Would you set down the whole listing again exactly as it appears?

== Source material ==
+++

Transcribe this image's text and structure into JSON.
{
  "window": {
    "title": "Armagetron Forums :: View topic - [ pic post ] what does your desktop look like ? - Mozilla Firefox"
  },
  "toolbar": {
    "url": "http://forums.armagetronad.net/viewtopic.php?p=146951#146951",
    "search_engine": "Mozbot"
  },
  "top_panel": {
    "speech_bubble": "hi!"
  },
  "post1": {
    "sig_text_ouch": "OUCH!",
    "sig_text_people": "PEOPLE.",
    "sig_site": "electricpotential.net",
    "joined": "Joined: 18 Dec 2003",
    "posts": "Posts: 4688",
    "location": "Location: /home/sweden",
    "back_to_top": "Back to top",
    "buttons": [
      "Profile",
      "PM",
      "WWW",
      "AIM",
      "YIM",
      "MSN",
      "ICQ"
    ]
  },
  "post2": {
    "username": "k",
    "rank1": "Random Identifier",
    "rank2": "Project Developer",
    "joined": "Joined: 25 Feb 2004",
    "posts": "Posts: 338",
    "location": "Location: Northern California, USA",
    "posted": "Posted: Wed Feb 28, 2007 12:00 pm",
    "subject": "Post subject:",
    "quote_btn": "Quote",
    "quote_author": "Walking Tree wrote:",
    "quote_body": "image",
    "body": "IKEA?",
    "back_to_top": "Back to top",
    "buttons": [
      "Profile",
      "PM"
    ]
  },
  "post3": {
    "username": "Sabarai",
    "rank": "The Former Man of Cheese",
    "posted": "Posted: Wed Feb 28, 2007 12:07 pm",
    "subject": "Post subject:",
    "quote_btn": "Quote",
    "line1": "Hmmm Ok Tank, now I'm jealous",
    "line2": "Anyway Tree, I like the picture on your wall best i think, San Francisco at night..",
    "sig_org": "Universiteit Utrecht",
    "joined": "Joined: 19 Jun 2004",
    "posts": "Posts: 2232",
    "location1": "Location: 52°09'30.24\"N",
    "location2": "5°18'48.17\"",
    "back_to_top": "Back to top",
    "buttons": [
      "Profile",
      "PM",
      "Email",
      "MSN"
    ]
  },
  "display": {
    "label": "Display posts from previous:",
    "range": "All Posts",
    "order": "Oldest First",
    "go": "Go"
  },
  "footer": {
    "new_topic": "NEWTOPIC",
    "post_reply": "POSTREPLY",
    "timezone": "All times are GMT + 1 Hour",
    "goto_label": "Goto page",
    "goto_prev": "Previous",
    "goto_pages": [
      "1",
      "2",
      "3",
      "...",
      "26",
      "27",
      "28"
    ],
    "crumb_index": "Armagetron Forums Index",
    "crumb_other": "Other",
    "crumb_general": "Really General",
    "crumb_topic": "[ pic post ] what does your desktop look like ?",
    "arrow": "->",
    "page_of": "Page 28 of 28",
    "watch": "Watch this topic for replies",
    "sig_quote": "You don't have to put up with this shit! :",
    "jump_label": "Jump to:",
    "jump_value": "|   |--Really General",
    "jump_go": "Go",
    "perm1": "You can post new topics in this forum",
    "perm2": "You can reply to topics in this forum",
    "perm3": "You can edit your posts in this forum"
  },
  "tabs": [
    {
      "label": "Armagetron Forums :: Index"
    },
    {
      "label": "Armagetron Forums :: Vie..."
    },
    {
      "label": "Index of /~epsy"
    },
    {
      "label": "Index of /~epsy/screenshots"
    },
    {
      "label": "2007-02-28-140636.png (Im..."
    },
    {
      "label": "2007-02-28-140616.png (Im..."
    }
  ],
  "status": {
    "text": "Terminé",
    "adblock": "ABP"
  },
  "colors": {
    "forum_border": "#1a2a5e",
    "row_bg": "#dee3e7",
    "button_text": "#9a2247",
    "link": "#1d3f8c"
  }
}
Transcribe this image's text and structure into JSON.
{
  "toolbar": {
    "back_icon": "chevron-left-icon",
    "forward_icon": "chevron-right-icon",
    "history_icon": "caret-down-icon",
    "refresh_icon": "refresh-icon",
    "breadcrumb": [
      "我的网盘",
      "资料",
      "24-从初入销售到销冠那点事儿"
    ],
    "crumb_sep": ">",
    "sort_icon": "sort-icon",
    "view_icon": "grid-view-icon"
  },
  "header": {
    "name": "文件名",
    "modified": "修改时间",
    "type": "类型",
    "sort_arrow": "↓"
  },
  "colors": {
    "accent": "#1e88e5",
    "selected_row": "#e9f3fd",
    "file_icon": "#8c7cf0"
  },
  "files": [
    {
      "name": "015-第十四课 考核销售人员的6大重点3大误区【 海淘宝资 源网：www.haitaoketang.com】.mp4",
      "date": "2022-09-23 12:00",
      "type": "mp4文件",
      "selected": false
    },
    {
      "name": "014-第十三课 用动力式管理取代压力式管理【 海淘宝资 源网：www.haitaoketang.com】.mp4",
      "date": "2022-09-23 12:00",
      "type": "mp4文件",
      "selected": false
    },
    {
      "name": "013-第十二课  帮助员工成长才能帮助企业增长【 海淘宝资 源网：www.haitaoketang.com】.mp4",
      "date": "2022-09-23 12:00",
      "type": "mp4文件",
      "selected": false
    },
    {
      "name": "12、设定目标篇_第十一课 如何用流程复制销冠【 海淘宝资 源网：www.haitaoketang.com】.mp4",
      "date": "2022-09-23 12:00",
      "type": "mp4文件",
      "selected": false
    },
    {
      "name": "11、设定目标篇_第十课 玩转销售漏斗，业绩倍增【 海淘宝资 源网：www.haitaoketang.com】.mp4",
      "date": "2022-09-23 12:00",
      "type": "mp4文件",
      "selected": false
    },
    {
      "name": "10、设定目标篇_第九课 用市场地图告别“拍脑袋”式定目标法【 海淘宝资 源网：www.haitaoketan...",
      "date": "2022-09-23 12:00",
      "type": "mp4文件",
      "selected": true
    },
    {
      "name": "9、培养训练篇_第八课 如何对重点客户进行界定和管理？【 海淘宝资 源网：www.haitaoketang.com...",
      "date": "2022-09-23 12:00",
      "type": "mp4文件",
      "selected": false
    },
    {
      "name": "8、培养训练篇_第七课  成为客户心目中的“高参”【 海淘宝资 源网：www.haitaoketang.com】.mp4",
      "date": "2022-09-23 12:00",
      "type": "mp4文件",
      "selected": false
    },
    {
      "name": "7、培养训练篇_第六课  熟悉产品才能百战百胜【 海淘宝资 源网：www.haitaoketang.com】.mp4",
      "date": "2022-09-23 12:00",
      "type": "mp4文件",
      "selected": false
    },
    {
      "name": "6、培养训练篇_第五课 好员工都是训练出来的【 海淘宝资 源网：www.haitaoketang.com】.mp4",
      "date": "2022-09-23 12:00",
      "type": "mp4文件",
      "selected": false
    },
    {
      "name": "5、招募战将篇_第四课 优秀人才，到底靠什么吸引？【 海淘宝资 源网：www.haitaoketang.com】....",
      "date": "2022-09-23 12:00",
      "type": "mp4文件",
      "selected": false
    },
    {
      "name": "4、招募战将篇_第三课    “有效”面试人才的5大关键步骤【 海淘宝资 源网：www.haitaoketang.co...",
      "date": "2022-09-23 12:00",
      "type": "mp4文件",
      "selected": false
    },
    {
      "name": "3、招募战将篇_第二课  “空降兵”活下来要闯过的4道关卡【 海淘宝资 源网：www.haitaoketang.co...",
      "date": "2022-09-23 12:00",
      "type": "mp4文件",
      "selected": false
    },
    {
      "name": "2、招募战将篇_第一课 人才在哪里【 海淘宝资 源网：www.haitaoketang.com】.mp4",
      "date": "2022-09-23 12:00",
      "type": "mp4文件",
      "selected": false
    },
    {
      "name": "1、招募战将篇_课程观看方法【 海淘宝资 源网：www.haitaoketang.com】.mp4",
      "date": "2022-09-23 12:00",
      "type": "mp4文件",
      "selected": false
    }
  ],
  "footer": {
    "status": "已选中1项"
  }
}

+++

== Completed task ==
Transcribe this image's text and structure into JSON.
{
  "window": {
    "title": "Armagetron Forums :: View topic - [ pic post ] what does your desktop look like ? - Mozilla Firefox"
  },
  "toolbar": {
    "url": "http://forums.armagetronad.net/viewtopic.php?p=146951#146951",
    "search_engine": "Mozbot"
  },
  "top_panel": {
    "speech_bubble": "hi!"
  },
  "post1": {
    "sig_text_ouch": "OUCH!",
    "sig_text_people": "PEOPLE.",
    "sig_site": "electricpotential.net",
    "joined": "Joined: 18 Dec 2003",
    "posts": "Posts: 4688",
    "location": "Location: /home/sweden",
    "back_to_top": "Back to top",
    "buttons": [
      "Profile",
      "PM",
      "WWW",
      "AIM",
      "YIM",
      "MSN",
      "ICQ"
    ]
  },
  "post2": {
    "username": "k",
    "rank1": "Random Identifier",
    "rank2": "Project Developer",
    "joined": "Joined: 25 Feb 2004",
    "posts": "Posts: 338",
    "location": "Location: Northern California, USA",
    "posted": "Posted: Wed Feb 28, 2007 12:00 pm",
    "subject": "Post subject:",
    "quote_btn": "Quote",
    "quote_author": "Walking Tree wrote:",
    "quote_body": "image",
    "body": "IKEA?",
    "back_to_top": "Back to top",
    "buttons": [
      "Profile",
      "PM"
    ]
  },
  "post3": {
    "username": "Sabarai",
    "rank": "The Former Man of Cheese",
    "posted": "Posted: Wed Feb 28, 2007 12:07 pm",
    "subject": "Post subject:",
    "quote_btn": "Quote",
    "line1": "Hmmm Ok Tank, now I'm jealous",
    "line2": "Anyway Tree, I like the picture on your wall best i think, San Francisco at night..",
    "sig_org": "Universiteit Utrecht",
    "joined": "Joined: 19 Jun 2004",
    "posts": "Posts: 2232",
    "location1": "Location: 52°09'30.24\"N",
    "location2": "5°18'48.17\"",
    "back_to_top": "Back to top",
    "buttons": [
      "Profile",
      "PM",
      "Email",
      "MSN"
    ]
  },
  "display": {
    "label": "Display posts from previous:",
    "range": "All Posts",
    "order": "Oldest First",
    "go": "Go"
  },
  "footer": {
    "new_topic": "NEWTOPIC",
    "post_reply": "POSTREPLY",
    "timezone": "All times are GMT + 1 Hour",
    "goto_label": "Goto page",
    "goto_prev": "Previous",
    "goto_pages": [
      "1",
      "2",
      "3",
      "...",
      "26",
      "27",
      "28"
    ],
    "crumb_index": "Armagetron Forums Index",
    "crumb_other": "Other",
    "crumb_general": "Really General",
    "crumb_topic": "[ pic post ] what does your desktop look like ?",
    "arrow": "->",
    "page_of": "Page 28 of 28",
    "watch": "Watch this topic for replies",
    "sig_quote": "You don't have to put up with this shit! :",
    "jump_label": "Jump to:",
    "jump_value": "|   |--Really General",
    "jump_go": "Go",
    "perm1": "You can post new topics in this forum",
    "perm2": "You can reply to topics in this forum",
    "perm3": "You can edit your posts in this forum"
  },
  "tabs": [
    {
      "label": "Armagetron Forums :: Index"
    },
    {
      "label": "Armagetron Forums :: Vie..."
    },
    {
      "label": "Index of /~epsy"
    },
    {
      "label": "Index of /~epsy/screenshots"
    },
    {
      "label": "2007-02-28-140636.png (Im..."
    },
    {
      "label": "2007-02-28-140616.png (Im..."
    }
  ],
  "status": {
    "text": "Terminé",
    "adblock": "ABP"
  },
  "colors": {
    "forum_border": "#1a2a5e",
    "row_bg": "#dee3e7",
    "button_text": "#9a2247",
    "link": "#1d3f8c"
  }
}
Transcribe this image's text and structure into JSON.
{
  "toolbar": {
    "back_icon": "chevron-left-icon",
    "forward_icon": "chevron-right-icon",
    "history_icon": "caret-down-icon",
    "refresh_icon": "refresh-icon",
    "breadcrumb": [
      "我的网盘",
      "资料",
      "24-从初入销售到销冠那点事儿"
    ],
    "crumb_sep": ">",
    "sort_icon": "sort-icon",
    "view_icon": "grid-view-icon"
  },
  "header": {
    "name": "文件名",
    "modified": "修改时间",
    "type": "类型",
    "sort_arrow": "↓"
  },
  "colors": {
    "accent": "#1e88e5",
    "selected_row": "#e9f3fd",
    "file_icon": "#8c7cf0"
  },
  "files": [
    {
      "name": "015-第十四课 考核销售人员的6大重点3大误区【 海淘宝资 源网：www.haitaoketang.com】.mp4",
      "date": "2022-09-23 12:00",
      "type": "mp4文件",
      "selected": false
    },
    {
      "name": "014-第十三课 用动力式管理取代压力式管理【 海淘宝资 源网：www.haitaoketang.com】.mp4",
      "date": "2022-09-23 12:00",
      "type": "mp4文件",
      "selected": false
    },
    {
      "name": "013-第十二课  帮助员工成长才能帮助企业增长【 海淘宝资 源网：www.haitaoketang.com】.mp4",
      "date": "2022-09-23 12:00",
      "type": "mp4文件",
      "selected": false
    },
    {
      "name": "12、设定目标篇_第十一课 如何用流程复制销冠【 海淘宝资 源网：www.haitaoketang.com】.mp4",
      "date": "2022-09-23 12:00",
      "type": "mp4文件",
      "selected": false
    },
    {
      "name": "11、设定目标篇_第十课 玩转销售漏斗，业绩倍增【 海淘宝资 源网：www.haitaoketang.com】.mp4",
      "date": "2022-09-23 12:00",
      "type": "mp4文件",
      "selected": false
    },
    {
      "name": "10、设定目标篇_第九课 用市场地图告别“拍脑袋”式定目标法【 海淘宝资 源网：www.haitaoketan...",
      "date": "2022-09-23 12:00",
      "type": "mp4文件",
      "selected": true
    },
    {
      "name": "9、培养训练篇_第八课 如何对重点客户进行界定和管理？【 海淘宝资 源网：www.haitaoketang.com...",
      "date": "2022-09-23 12:00",
      "type": "mp4文件",
      "selected": false
    },
    {
      "name": "8、培养训练篇_第七课  成为客户心目中的“高参”【 海淘宝资 源网：www.haitaoketang.com】.mp4",
      "date": "2022-09-23 12:00",
      "type": "mp4文件",
      "selected": false
    },
    {
      "name": "7、培养训练篇_第六课  熟悉产品才能百战百胜【 海淘宝资 源网：www.haitaoketang.com】.mp4",
      "date": "2022-09-23 12:00",
      "type": "mp4文件",
      "selected": false
    },
    {
      "name": "6、培养训练篇_第五课 好员工都是训练出来的【 海淘宝资 源网：www.haitaoketang.com】.mp4",
      "date": "2022-09-23 12:00",
      "type": "mp4文件",
      "selected": false
    },
    {
      "name": "5、招募战将篇_第四课 优秀人才，到底靠什么吸引？【 海淘宝资 源网：www.haitaoketang.com】....",
      "date": "2022-09-23 12:00",
      "type": "mp4文件",
      "selected": false
    },
    {
      "name": "4、招募战将篇_第三课    “有效”面试人才的5大关键步骤【 海淘宝资 源网：www.haitaoketang.co...",
      "date": "2022-09-23 12:00",
      "type": "mp4文件",
      "selected": false
    },
    {
      "name": "3、招募战将篇_第二课  “空降兵”活下来要闯过的4道关卡【 海淘宝资 源网：www.haitaoketang.co...",
      "date": "2022-09-23 12:00",
      "type": "mp4文件",
      "selected": false
    },
    {
      "name": "2、招募战将篇_第一课 人才在哪里【 海淘宝资 源网：www.haitaoketang.com】.mp4",
      "date": "2022-09-23 12:00",
      "type": "mp4文件",
      "selected": false
    },
    {
      "name": "1、招募战将篇_课程观看方法【 海淘宝资 源网：www.haitaoketang.com】.mp4",
      "date": "2022-09-23 12:00",
      "type": "mp4文件",
      "selected": false
    }
  ],
  "footer": {
    "status": "已选中1项"
  }
}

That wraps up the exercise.